*** RECORDS PROVIDED Section Begins ***
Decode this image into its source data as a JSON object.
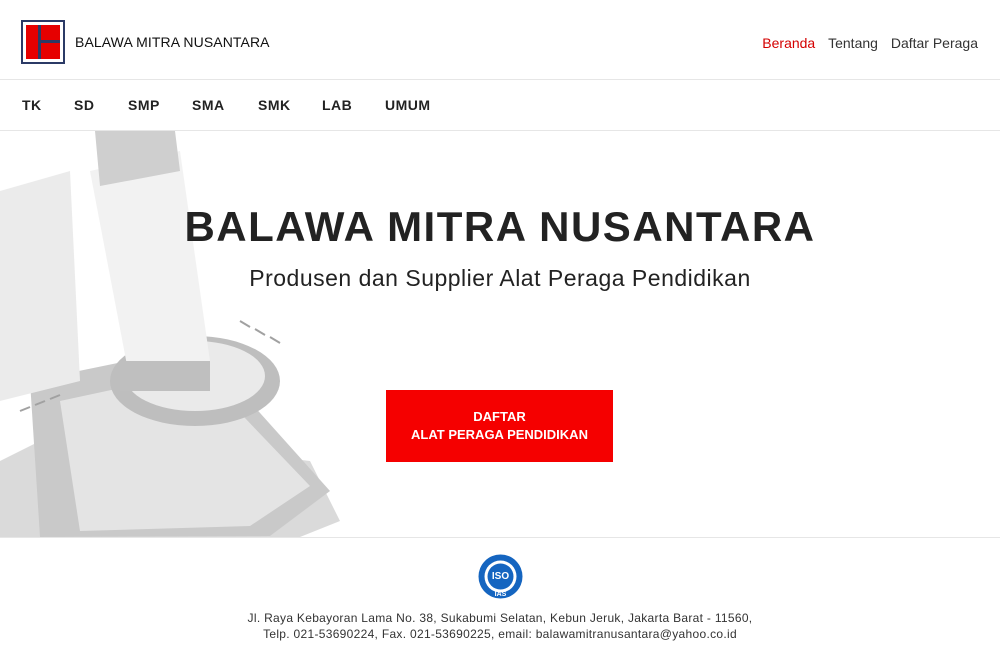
{
  "header": {
    "brand": "BALAWA MITRA NUSANTARA",
    "nav": [
      {
        "label": "Beranda",
        "active": true
      },
      {
        "label": "Tentang",
        "active": false
      },
      {
        "label": "Daftar Peraga",
        "active": false
      }
    ]
  },
  "categories": [
    "TK",
    "SD",
    "SMP",
    "SMA",
    "SMK",
    "LAB",
    "UMUM"
  ],
  "hero": {
    "title": "BALAWA MITRA NUSANTARA",
    "subtitle": "Produsen dan Supplier Alat Peraga Pendidikan",
    "cta_line1": "DAFTAR",
    "cta_line2": "ALAT PERAGA PENDIDIKAN"
  },
  "footer": {
    "iso_badge": "ISO",
    "iso_sub": "IAS",
    "address_line1": "Jl. Raya Kebayoran Lama No. 38, Sukabumi Selatan, Kebun Jeruk, Jakarta Barat - 11560,",
    "address_line2": "Telp. 021-53690224, Fax. 021-53690225, email: balawamitranusantara@yahoo.co.id"
  },
  "colors": {
    "accent": "#f50000",
    "logo_frame": "#2b3a66",
    "iso_blue": "#1565c0"
  }
}
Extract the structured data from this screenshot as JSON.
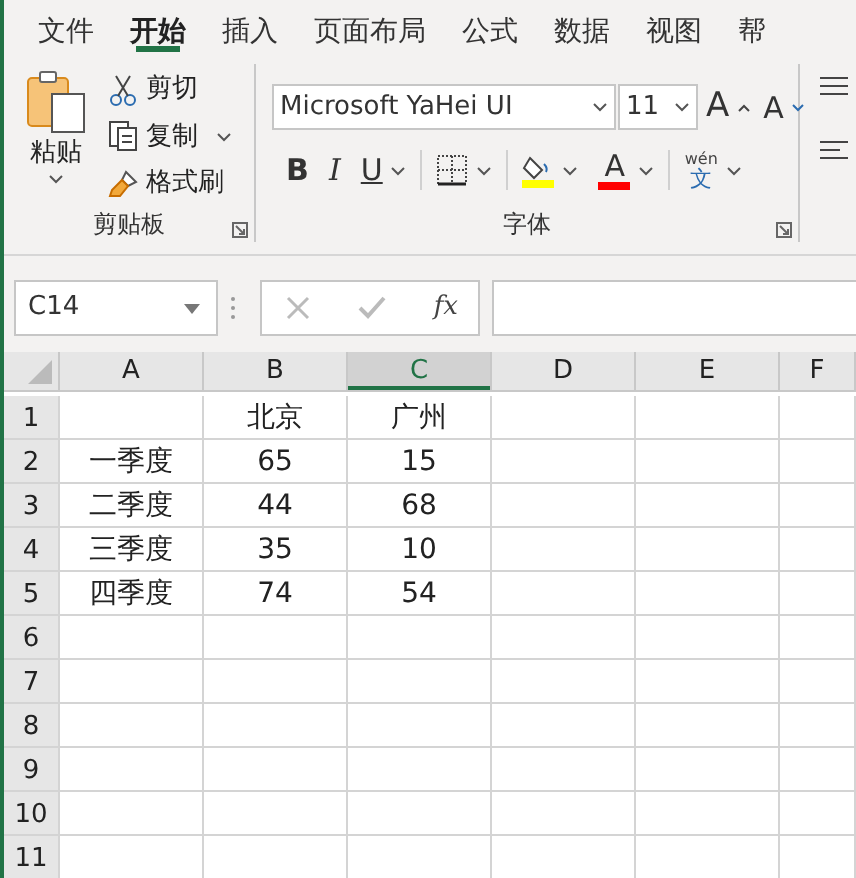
{
  "tabs": [
    {
      "label": "文件",
      "selected": false
    },
    {
      "label": "开始",
      "selected": true
    },
    {
      "label": "插入",
      "selected": false
    },
    {
      "label": "页面布局",
      "selected": false
    },
    {
      "label": "公式",
      "selected": false
    },
    {
      "label": "数据",
      "selected": false
    },
    {
      "label": "视图",
      "selected": false
    },
    {
      "label": "帮",
      "selected": false
    }
  ],
  "clipboard_group": {
    "paste_label": "粘贴",
    "commands": [
      {
        "kind": "cut",
        "label": "剪切"
      },
      {
        "kind": "copy",
        "label": "复制"
      },
      {
        "kind": "format_painter",
        "label": "格式刷"
      }
    ],
    "group_label": "剪贴板"
  },
  "font_group": {
    "font_name": "Microsoft YaHei UI",
    "font_size": "11",
    "grow_font": "A",
    "shrink_font": "A",
    "style_buttons": [
      {
        "kind": "bold",
        "label": "B"
      },
      {
        "kind": "italic",
        "label": "I"
      },
      {
        "kind": "underline",
        "label": "U"
      }
    ],
    "font_color_label": "A",
    "phonetic_top": "wén",
    "phonetic_bottom": "文",
    "group_label": "字体"
  },
  "formula_bar": {
    "name_box": "C14",
    "function_label": "fx"
  },
  "columns": [
    {
      "label": "A",
      "selected": false
    },
    {
      "label": "B",
      "selected": false
    },
    {
      "label": "C",
      "selected": true
    },
    {
      "label": "D",
      "selected": false
    },
    {
      "label": "E",
      "selected": false
    },
    {
      "label": "F",
      "selected": false
    }
  ],
  "rows": [
    {
      "label": "1",
      "cells": [
        "",
        "北京",
        "广州"
      ]
    },
    {
      "label": "2",
      "cells": [
        "一季度",
        "65",
        "15"
      ]
    },
    {
      "label": "3",
      "cells": [
        "二季度",
        "44",
        "68"
      ]
    },
    {
      "label": "4",
      "cells": [
        "三季度",
        "35",
        "10"
      ]
    },
    {
      "label": "5",
      "cells": [
        "四季度",
        "74",
        "54"
      ]
    },
    {
      "label": "6",
      "cells": []
    },
    {
      "label": "7",
      "cells": []
    },
    {
      "label": "8",
      "cells": []
    },
    {
      "label": "9",
      "cells": []
    },
    {
      "label": "10",
      "cells": []
    },
    {
      "label": "11",
      "cells": []
    }
  ]
}
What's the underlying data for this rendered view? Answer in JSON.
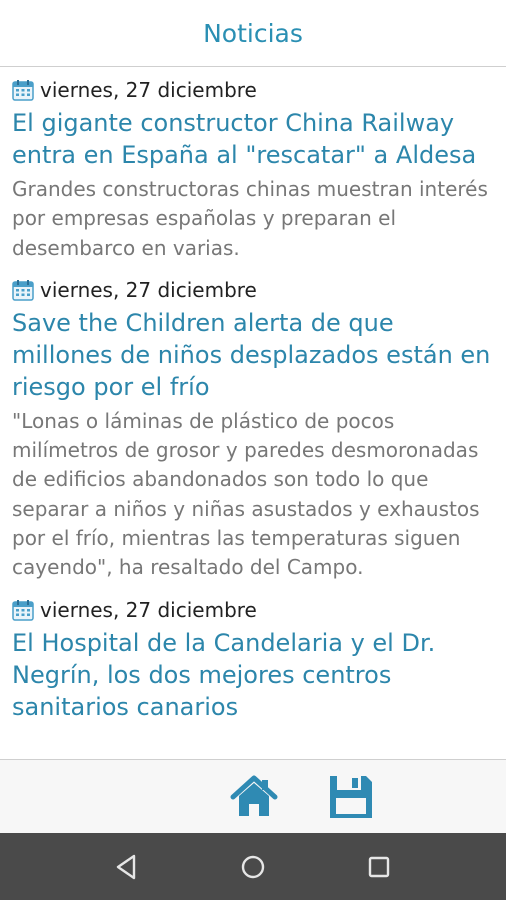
{
  "header": {
    "title": "Noticias"
  },
  "articles": [
    {
      "date": "viernes, 27 diciembre",
      "headline": "El gigante constructor China Railway entra en España al \"rescatar\" a Aldesa",
      "summary": "Grandes constructoras chinas muestran interés por empresas españolas y preparan el desembarco en varias."
    },
    {
      "date": "viernes, 27 diciembre",
      "headline": "Save the Children alerta de que millones de niños desplazados están en riesgo por el frío",
      "summary": "\"Lonas o láminas de plástico de pocos milímetros de grosor y paredes desmoronadas de edificios abandonados son todo lo que separar a niños y niñas asustados y exhaustos por el frío, mientras las temperaturas siguen cayendo\", ha resaltado del Campo."
    },
    {
      "date": "viernes, 27 diciembre",
      "headline": "El Hospital de la Candelaria y el Dr. Negrín, los dos mejores centros sanitarios canarios",
      "summary": ""
    }
  ],
  "icons": {
    "calendar": "calendar-icon",
    "home": "home-icon",
    "save": "save-icon",
    "back": "back-icon",
    "system_home": "circle-home-icon",
    "recents": "square-recents-icon"
  },
  "colors": {
    "accent": "#2c86ab",
    "title": "#2a8fb3",
    "summary_text": "#777777",
    "date_text": "#222222",
    "nav_bar": "#4a4a4a"
  }
}
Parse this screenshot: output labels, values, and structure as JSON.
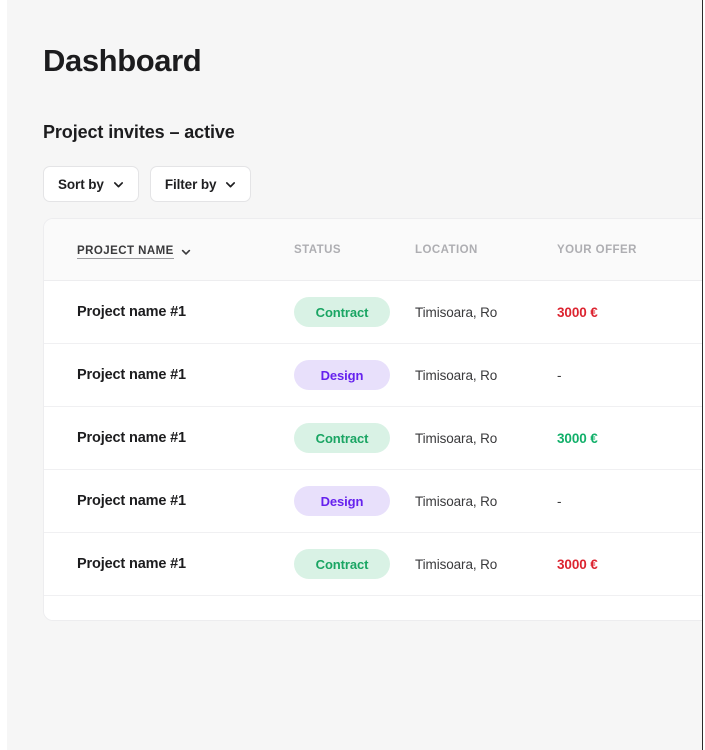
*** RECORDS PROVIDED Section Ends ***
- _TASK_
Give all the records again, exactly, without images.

- _RESPONSE BELOW_
Decode this image into its source data as a JSON object.
{
  "header": {
    "brand": "BALAWA MITRA NUSANTARA",
    "nav": [
      {
        "label": "Beranda",
        "active": true
      },
      {
        "label": "Tentang",
        "active": false
      },
      {
        "label": "Daftar Peraga",
        "active": false
      }
    ]
  },
  "categories": [
    "TK",
    "SD",
    "SMP",
    "SMA",
    "SMK",
    "LAB",
    "UMUM"
  ],
  "hero": {
    "title": "BALAWA MITRA NUSANTARA",
    "subtitle": "Produsen dan Supplier Alat Peraga Pendidikan",
    "cta_line1": "DAFTAR",
    "cta_line2": "ALAT PERAGA PENDIDIKAN"
  },
  "footer": {
    "iso_badge": "ISO",
    "iso_sub": "IAS",
    "address_line1": "Jl. Raya Kebayoran Lama No. 38, Sukabumi Selatan, Kebun Jeruk, Jakarta Barat - 11560,",
    "address_line2": "Telp. 021-53690224, Fax. 021-53690225, email: balawamitranusantara@yahoo.co.id"
  },
  "colors": {
    "accent": "#f50000",
    "logo_frame": "#2b3a66",
    "iso_blue": "#1565c0"
  }
}
Extract the structured data from this screenshot as JSON.
{
  "tabs": [
    {
      "label": "文件",
      "selected": false
    },
    {
      "label": "开始",
      "selected": true
    },
    {
      "label": "插入",
      "selected": false
    },
    {
      "label": "页面布局",
      "selected": false
    },
    {
      "label": "公式",
      "selected": false
    },
    {
      "label": "数据",
      "selected": false
    },
    {
      "label": "视图",
      "selected": false
    },
    {
      "label": "帮",
      "selected": false
    }
  ],
  "clipboard_group": {
    "paste_label": "粘贴",
    "commands": [
      {
        "kind": "cut",
        "label": "剪切"
      },
      {
        "kind": "copy",
        "label": "复制"
      },
      {
        "kind": "format_painter",
        "label": "格式刷"
      }
    ],
    "group_label": "剪贴板"
  },
  "font_group": {
    "font_name": "Microsoft YaHei UI",
    "font_size": "11",
    "grow_font": "A",
    "shrink_font": "A",
    "style_buttons": [
      {
        "kind": "bold",
        "label": "B"
      },
      {
        "kind": "italic",
        "label": "I"
      },
      {
        "kind": "underline",
        "label": "U"
      }
    ],
    "font_color_label": "A",
    "phonetic_top": "wén",
    "phonetic_bottom": "文",
    "group_label": "字体"
  },
  "formula_bar": {
    "name_box": "C14",
    "function_label": "fx"
  },
  "columns": [
    {
      "label": "A",
      "selected": false
    },
    {
      "label": "B",
      "selected": false
    },
    {
      "label": "C",
      "selected": true
    },
    {
      "label": "D",
      "selected": false
    },
    {
      "label": "E",
      "selected": false
    },
    {
      "label": "F",
      "selected": false
    }
  ],
  "rows": [
    {
      "label": "1",
      "cells": [
        "",
        "北京",
        "广州"
      ]
    },
    {
      "label": "2",
      "cells": [
        "一季度",
        "65",
        "15"
      ]
    },
    {
      "label": "3",
      "cells": [
        "二季度",
        "44",
        "68"
      ]
    },
    {
      "label": "4",
      "cells": [
        "三季度",
        "35",
        "10"
      ]
    },
    {
      "label": "5",
      "cells": [
        "四季度",
        "74",
        "54"
      ]
    },
    {
      "label": "6",
      "cells": []
    },
    {
      "label": "7",
      "cells": []
    },
    {
      "label": "8",
      "cells": []
    },
    {
      "label": "9",
      "cells": []
    },
    {
      "label": "10",
      "cells": []
    },
    {
      "label": "11",
      "cells": []
    }
  ]
}
What's the underlying data for this rendered view? Answer in JSON.
{
  "header": {
    "title": "Noticias"
  },
  "articles": [
    {
      "date": "viernes, 27 diciembre",
      "headline": "El gigante constructor China Railway entra en España al \"rescatar\" a Aldesa",
      "summary": "Grandes constructoras chinas muestran interés por empresas españolas y preparan el desembarco en varias."
    },
    {
      "date": "viernes, 27 diciembre",
      "headline": "Save the Children alerta de que millones de niños desplazados están en riesgo por el frío",
      "summary": "\"Lonas o láminas de plástico de pocos milímetros de grosor y paredes desmoronadas de edificios abandonados son todo lo que separar a niños y niñas asustados y exhaustos por el frío, mientras las temperaturas siguen cayendo\", ha resaltado del Campo."
    },
    {
      "date": "viernes, 27 diciembre",
      "headline": "El Hospital de la Candelaria y el Dr. Negrín, los dos mejores centros sanitarios canarios",
      "summary": ""
    }
  ],
  "icons": {
    "calendar": "calendar-icon",
    "home": "home-icon",
    "save": "save-icon",
    "back": "back-icon",
    "system_home": "circle-home-icon",
    "recents": "square-recents-icon"
  },
  "colors": {
    "accent": "#2c86ab",
    "title": "#2a8fb3",
    "summary_text": "#777777",
    "date_text": "#222222",
    "nav_bar": "#4a4a4a"
  }
}
Parse this screenshot: output labels, values, and structure as JSON.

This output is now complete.